It did, however, make me appreciate the things that I could do. I felt grateful that I did not get sick from the virus. I felt grateful that at least I still had my jobs (I also have a second job for a website, which I was already doing remotely), unlike many other people who lost theirs. My former dance teacher in Chicago, who performs in many plays in the city and also teaches dance classes at gyms, like the one that I was a member of, started posting videos of his workouts online. He also posted his Venmo screenname in case anyone wanted to send donations in exchange for his online workouts. I felt bad for him because unlike me, he could not do his job from home. I sent him several donations, which added up to about a hundred dollars (I used some of the money that I got from my stimulus check.) We weren't really friends when I lived in Chicago, but we lived in the same neighborhood and he was always kind to me when I ran into him or when I took his classes. I wanted to help him.

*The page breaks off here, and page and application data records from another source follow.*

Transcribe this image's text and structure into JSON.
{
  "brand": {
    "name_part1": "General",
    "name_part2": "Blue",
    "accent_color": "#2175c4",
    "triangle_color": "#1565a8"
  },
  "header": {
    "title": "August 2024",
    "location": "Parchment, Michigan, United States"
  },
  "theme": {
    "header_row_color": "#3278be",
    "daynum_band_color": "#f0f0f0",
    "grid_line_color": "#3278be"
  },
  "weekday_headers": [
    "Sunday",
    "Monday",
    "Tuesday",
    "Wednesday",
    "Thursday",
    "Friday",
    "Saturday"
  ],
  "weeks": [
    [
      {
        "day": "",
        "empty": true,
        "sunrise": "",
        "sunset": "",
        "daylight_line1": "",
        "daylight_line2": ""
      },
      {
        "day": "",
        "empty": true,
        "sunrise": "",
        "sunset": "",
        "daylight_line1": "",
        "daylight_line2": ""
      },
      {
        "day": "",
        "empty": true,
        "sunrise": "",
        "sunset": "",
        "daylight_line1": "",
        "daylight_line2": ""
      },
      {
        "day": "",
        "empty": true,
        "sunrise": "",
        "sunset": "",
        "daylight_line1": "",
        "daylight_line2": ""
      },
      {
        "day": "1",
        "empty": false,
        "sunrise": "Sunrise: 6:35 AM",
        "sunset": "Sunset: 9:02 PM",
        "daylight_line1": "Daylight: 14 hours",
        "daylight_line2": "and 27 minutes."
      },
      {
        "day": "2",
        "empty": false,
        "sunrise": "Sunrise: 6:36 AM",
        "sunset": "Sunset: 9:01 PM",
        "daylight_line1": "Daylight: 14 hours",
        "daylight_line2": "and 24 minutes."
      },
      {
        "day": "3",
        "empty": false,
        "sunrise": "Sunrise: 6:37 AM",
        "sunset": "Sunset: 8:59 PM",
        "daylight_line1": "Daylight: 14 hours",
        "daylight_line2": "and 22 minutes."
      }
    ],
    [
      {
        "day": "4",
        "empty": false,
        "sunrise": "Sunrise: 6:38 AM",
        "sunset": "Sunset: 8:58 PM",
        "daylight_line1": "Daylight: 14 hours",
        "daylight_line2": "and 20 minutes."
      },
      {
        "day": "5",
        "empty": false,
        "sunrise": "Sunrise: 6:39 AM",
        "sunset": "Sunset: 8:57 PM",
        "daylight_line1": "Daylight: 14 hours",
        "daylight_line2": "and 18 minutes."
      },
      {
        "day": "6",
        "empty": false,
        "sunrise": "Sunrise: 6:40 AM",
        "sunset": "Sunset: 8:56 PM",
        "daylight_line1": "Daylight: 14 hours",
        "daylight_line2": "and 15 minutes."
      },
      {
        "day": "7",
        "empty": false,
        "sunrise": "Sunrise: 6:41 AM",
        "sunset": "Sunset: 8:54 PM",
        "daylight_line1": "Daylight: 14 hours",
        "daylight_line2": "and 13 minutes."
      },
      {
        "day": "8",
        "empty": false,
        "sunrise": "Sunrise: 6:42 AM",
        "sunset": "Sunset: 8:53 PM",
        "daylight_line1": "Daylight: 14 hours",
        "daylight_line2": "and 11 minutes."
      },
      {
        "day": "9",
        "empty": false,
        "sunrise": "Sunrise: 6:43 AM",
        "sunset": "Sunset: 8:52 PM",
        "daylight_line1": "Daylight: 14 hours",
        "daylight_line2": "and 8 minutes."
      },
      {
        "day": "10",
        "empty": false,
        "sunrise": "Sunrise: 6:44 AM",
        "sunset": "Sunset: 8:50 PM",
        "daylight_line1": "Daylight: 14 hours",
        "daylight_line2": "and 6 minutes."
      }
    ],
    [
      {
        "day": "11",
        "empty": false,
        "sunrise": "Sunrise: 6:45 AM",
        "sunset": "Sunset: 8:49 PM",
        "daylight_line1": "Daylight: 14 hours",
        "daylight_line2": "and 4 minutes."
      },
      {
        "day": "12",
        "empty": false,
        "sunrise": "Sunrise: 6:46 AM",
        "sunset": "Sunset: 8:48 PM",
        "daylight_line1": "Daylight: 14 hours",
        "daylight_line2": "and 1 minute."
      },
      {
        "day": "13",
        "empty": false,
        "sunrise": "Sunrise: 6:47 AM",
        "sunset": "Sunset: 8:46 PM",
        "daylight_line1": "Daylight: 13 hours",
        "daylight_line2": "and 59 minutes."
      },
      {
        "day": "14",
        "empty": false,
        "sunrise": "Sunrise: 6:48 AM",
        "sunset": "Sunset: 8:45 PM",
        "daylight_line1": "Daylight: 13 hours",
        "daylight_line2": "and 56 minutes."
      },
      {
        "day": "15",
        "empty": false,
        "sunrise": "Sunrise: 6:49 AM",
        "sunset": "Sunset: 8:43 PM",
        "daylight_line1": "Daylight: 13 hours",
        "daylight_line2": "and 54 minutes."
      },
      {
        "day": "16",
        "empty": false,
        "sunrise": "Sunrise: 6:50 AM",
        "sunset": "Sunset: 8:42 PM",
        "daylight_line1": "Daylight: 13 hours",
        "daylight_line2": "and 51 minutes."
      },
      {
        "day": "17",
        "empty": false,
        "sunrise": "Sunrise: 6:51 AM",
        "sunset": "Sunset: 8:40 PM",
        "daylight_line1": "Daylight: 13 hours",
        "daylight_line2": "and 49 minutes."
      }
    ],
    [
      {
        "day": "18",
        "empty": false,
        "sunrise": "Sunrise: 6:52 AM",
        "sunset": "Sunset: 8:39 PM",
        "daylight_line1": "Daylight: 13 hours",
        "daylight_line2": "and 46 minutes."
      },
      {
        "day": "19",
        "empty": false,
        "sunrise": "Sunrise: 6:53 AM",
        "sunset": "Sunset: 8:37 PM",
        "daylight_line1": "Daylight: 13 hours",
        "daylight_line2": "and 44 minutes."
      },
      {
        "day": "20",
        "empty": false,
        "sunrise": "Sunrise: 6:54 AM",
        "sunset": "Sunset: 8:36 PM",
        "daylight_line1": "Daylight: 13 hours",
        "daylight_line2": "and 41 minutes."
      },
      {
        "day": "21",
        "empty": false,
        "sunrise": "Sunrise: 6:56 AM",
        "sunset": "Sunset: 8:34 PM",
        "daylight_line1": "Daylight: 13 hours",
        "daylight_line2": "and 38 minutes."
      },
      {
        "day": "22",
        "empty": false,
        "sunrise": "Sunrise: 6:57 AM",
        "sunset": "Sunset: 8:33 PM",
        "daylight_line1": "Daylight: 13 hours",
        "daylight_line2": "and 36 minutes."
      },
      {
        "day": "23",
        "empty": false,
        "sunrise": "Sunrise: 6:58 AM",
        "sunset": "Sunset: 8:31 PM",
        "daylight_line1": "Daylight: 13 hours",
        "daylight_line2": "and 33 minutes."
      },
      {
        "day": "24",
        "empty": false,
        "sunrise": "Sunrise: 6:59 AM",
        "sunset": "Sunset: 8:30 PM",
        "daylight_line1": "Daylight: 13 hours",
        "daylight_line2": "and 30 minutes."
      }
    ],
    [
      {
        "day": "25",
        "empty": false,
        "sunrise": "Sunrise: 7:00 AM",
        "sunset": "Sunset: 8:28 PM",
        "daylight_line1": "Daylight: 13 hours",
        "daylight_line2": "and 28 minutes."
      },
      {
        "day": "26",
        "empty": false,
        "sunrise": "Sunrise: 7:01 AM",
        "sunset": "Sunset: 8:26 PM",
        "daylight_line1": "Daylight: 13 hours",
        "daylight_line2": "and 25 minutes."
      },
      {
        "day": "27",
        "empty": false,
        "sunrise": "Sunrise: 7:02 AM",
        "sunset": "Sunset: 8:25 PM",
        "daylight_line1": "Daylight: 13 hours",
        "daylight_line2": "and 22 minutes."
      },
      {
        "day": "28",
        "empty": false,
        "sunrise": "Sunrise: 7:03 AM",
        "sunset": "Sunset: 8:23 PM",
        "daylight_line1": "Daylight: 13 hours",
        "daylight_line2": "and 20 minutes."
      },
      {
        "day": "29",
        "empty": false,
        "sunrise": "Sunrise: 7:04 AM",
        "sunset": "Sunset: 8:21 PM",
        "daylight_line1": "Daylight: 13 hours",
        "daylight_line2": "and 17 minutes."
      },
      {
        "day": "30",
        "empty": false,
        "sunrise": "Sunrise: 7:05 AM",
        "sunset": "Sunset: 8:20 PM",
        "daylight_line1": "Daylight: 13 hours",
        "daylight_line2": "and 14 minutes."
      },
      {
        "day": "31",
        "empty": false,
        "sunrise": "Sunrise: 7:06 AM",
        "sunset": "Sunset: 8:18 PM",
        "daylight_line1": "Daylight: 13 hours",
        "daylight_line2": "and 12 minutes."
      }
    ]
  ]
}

I felt grateful that I could still do things like write, read, and listen to music. When College Town's public library finally reopened (curbside pickup only), I immediately requested a stack of books and felt happier than the time I drove past the Starbucks that had recently reopened for drive-thru (when I saw it, I yelled out my car window as I drove past, "I've missed you! Never leave me again!" because I may or may not have a minor addiction to caffeine.)

This whole situation has made me value the things I took for granted before, like teaching in a classroom, walking around without a mask, writing in a coffee shop, etc. It makes me hope that things will get better, and that the people who got sick will make a full recovery.

What about you? How did the pandemic affect you or your life?